Solder paste is the glue that holds together modern consumer electronics, binding surface mount electronic components to circuit boards and providing electrical and thermal connections in the process. But have you ever really looked at it?
(Above, matte-grey solder paste selectively stencilled onto one of the RoboGames 2013 medals that we wrote about in April.)
A little review: Solder paste comes in a tub or tube, and is normally kept refrigerated to preserve its shelf life. Its color is that of grey goo. Its consistency is that of cake frosting, and it spreads well with a palette or frosting knife. Perhaps coincidentally, some varieties also smell like cake frosting. (Ours in particular has a strong amaretto scent. Not sure why that’s a good idea.)
After finishing a batch of boards, there may a bit of
frosting solder paste left on the tip of our palette knife; Let’s take a look at it under our microscope:
As we zoom in further, you can start to see that it’s not truly a uniform grey buttercream frosting, but rather a grainy sort of mixture.
Finally, when you zoom in far enough, you can see what we’re really looking at: untold millions* of shiny little balls of solder.
Yes, shiny. When you really get down to it, the tiny bits of solder there really do look like the regular wire solder that you might use at your workbench. Only, they’re neatly round, and suspended in a liquid solder flux.

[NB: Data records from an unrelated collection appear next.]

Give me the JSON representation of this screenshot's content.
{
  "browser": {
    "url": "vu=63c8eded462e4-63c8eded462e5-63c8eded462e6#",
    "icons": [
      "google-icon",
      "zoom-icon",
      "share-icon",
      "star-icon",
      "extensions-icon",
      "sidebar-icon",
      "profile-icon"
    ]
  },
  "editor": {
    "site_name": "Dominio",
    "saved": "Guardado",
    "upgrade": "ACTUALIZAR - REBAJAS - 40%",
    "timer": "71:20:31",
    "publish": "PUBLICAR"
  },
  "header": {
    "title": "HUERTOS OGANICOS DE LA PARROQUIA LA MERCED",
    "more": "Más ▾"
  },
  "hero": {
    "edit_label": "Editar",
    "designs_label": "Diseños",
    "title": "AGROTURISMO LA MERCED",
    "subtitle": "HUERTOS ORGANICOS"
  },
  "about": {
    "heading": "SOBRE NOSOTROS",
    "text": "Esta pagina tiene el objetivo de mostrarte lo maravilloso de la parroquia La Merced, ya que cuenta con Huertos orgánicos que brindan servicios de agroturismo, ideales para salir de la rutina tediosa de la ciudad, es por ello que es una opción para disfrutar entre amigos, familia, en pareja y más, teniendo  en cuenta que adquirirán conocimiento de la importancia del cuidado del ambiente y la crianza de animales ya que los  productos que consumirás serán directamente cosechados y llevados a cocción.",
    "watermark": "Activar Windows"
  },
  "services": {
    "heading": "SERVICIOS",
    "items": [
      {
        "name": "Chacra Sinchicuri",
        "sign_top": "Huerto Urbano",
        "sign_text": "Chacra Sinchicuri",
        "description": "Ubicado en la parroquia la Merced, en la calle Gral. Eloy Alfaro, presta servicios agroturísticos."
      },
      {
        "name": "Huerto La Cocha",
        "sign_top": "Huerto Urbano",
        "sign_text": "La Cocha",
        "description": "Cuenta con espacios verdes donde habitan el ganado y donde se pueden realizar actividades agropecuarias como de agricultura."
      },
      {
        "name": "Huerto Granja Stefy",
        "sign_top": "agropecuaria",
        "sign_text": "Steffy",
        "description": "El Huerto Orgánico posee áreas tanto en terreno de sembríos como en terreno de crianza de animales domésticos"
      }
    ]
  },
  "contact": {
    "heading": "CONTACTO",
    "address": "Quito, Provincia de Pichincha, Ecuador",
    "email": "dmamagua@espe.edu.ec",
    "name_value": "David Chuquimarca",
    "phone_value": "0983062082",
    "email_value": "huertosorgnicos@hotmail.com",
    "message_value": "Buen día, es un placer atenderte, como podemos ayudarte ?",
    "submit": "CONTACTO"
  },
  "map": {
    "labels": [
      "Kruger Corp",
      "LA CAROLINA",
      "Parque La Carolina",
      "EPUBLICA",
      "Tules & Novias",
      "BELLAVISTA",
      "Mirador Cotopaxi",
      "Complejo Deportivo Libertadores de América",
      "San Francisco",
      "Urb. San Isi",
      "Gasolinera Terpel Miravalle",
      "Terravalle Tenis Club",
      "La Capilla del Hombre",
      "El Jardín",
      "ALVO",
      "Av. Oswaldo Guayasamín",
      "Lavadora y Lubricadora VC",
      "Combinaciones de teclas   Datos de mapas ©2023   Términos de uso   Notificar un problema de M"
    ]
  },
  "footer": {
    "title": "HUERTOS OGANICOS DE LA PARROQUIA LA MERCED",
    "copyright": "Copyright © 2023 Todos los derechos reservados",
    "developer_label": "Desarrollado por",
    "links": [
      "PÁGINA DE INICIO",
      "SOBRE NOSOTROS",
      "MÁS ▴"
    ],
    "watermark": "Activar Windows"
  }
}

After stenciling and placing the components, the circuit boards will be baked in a reflow oven until all those solder balls melt and fuse together, becoming roughly indistinguishable from solder that started out in a wire.
This is “type 3? solder, which allows solder balls of up to 45 ?m in size, where 99% of those particles are below 38 ?m. This is a good type of paste for basic surface mount work (the kind where you can still see the leads) but finer-mesh solder is needed for working with finer-pitch electronic components.

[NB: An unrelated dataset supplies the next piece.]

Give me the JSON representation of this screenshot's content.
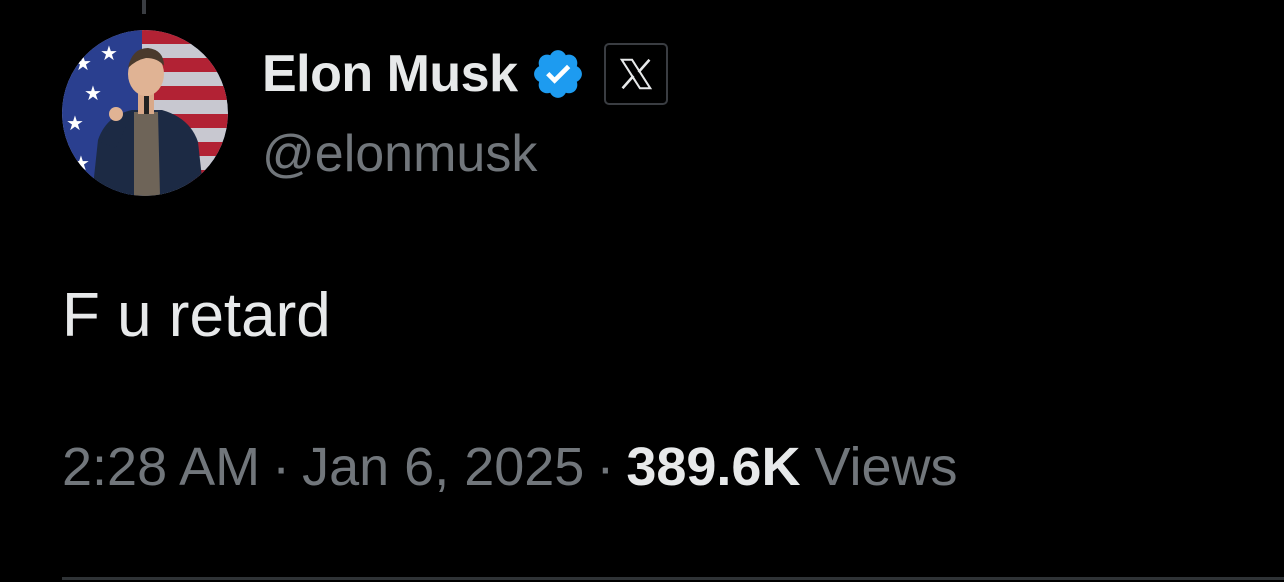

*The weight of a 38 ?m solder ball is somewhere around 210 ng, so given that 90% of the weight of solder paste is from the metal (not the flux), we’re looking at roughly a billion solder balls per 250 g tub, to give an order-of-magnitude estimate.

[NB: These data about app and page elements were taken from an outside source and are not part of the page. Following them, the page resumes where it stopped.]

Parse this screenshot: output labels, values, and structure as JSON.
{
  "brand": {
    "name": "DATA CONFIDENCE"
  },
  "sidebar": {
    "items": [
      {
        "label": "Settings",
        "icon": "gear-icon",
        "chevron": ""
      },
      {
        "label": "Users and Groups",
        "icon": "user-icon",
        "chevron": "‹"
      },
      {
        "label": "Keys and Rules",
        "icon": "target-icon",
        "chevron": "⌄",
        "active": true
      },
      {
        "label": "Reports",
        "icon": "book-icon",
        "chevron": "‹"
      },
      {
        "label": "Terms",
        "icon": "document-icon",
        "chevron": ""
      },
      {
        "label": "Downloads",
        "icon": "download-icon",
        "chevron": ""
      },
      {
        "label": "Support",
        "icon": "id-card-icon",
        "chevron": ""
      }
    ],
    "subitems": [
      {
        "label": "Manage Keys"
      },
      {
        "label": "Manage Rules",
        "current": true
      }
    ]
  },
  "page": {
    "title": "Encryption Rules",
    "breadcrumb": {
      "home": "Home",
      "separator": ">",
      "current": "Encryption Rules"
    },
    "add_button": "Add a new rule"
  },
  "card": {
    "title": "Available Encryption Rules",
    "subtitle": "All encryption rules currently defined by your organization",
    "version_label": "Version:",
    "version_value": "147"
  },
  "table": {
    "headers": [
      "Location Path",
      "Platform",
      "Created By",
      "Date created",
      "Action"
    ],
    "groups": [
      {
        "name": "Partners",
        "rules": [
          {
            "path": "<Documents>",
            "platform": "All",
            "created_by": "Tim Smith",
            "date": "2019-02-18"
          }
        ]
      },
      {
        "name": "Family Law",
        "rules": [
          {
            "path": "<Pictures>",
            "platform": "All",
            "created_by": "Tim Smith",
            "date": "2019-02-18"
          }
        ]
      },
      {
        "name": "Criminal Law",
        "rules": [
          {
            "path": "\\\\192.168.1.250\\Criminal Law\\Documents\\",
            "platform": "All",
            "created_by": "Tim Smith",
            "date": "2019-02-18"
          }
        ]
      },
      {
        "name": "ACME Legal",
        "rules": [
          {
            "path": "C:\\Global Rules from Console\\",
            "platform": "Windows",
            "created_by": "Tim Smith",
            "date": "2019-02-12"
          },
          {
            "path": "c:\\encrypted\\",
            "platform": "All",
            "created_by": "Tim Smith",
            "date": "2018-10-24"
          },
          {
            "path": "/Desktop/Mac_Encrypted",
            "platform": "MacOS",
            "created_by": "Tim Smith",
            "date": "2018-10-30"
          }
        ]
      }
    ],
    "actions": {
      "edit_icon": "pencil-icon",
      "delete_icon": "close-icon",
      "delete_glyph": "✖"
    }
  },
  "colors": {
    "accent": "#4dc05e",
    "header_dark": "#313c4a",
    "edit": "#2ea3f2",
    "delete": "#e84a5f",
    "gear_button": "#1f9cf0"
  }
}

So what about back on the circuit board? Sometimes, if you know what to look for, you’ll see the little solder balls, particularly if you’re inspecting a board under the microscope before reflow.
You can just make out the solder balls in this photo. You can also see the thickness of the stenciled paste, which was laid down with the help of a 4-mil laser-cut stainless steel stencil. The little ceramic chip capacitor there is 0603-sized (60 mils by 30 mils) for scale.
Even in larger areas of the circuit board, paste is still three-dimensional. From the side, under a microscope (or sufficiently good macro lens), you’ll see little piles of solder balls, not just a 2D uniform grey.
A little final perspective: you can see how big the solder balls are here at the corner of an ATtiny2313A-SU microcontroller, which has an SOIC-20 package with 50 mil pitch. The legs press into the sticky paste, holding the chip in place until reflow.